A new hourlong special offered via Public Radio Exchange, Generation Putin: Young People and Change in the Former Soviet Union, takes listeners to a few places they might never visit otherwise – including a punk music show in Kazakhstan, the first gay bar in Central Asia and a protest staged by topless radical feminists in Kiev, Ukraine.
The show stems from a grant PRX received in the fall of 2011 from the Open Society Foundations, backed by liberal philanthropist George Soros. OSF was looking to support more international journalism and approached PRX to discuss possibilities.
PRX sought to devote the funds to reporting that would fill gaps in public media’s existing international coverage, and would remain fresh despite the yearlong production cycle anticipated for the project, says John Barth, managing director.
The online marketplace for public radio programing considered Mexico, for example, but decided that the CPB-backed Fronteras collaboration was already covering that area well. Russia, on the other hand, was getting less attention.
As PRX pondered its options, members of the Russian feminist punk band Pussy Riot were imprisoned after making a video of a song critical of President Vladimir Putin. Their persecution prompted protests in Russia and around the world, and sparked an outcry among younger Russians in particular. PRX wanted to examine attitudes among millennials of Eastern Europe, who face an uncertain future as their countries struggle to find footing following the demise of Communist and totalitarian regimes, Barth says.
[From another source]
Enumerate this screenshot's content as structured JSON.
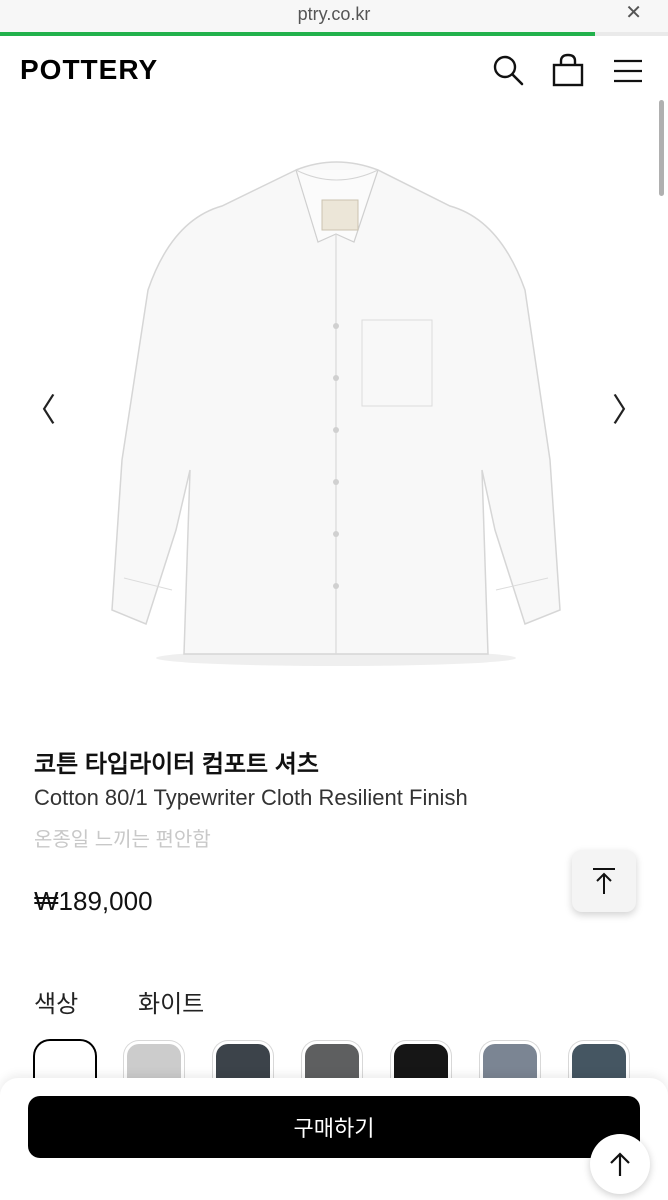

“You’re looking at a mood ring of the post–Cold War world that these populations are dealing with,” Barth says.
To find its reporters, PRX got in touch with the Common Language Project, a nonprofit multimedia journalism organization based at the University of Washington in Seattle that had previously contributed programs to PRX. Generation Putin producers Jessica Partnow, Sarah Stuteville and Alex Stonehill are all CLP co-founders and share reporting credits for public media outlets including NPR, PRI’s The World, Frontline/World, Living on Earth and Seattle’s KUOW.
Partnow and Stuteville traveled through Russia, Georgia, Kazakhstan and Ukraine for a month for Generation Putin. They spoke with young Russians whose political alliances varied but who shared an appetite for change and a louder voice in the debates about Russia’s future.
They also found strong affinities between American and Russian youth culture. Patrons of a hipster bar were sporting “skinny jeans and ironic mustaches.” At the punk festival in Kazakhstan, “we might as well have been in Seattle,” Stuteville says in voiceover.
“Except there were horses running around all over the place,” Partnow adds.
PRX recruited On the Media’s Brooke Gladstone to host the program. Her show’s continuing coverage of press freedom and Gladstone’s background as a Moscow-based reporter for NPR aligned well with the editorial focus of Generation Putin. Editor Martha Little, a veteran of Marketplace, Day to Day and Boston’s WBUR, has covered Russia as well.
As of last week, 14 stations had licensed Generation Putin from PRX. The vendor intends for the show to remain timely for a year, Barth says.
PRX also used the OSF grant to support its Global Story Project, an open call for both short- and long-form reports from journalists outside the U.S. It received 200 pitches in response. The resulting stories, which include submissions from India and China, will be available by early next month.
Copyright 2013 American University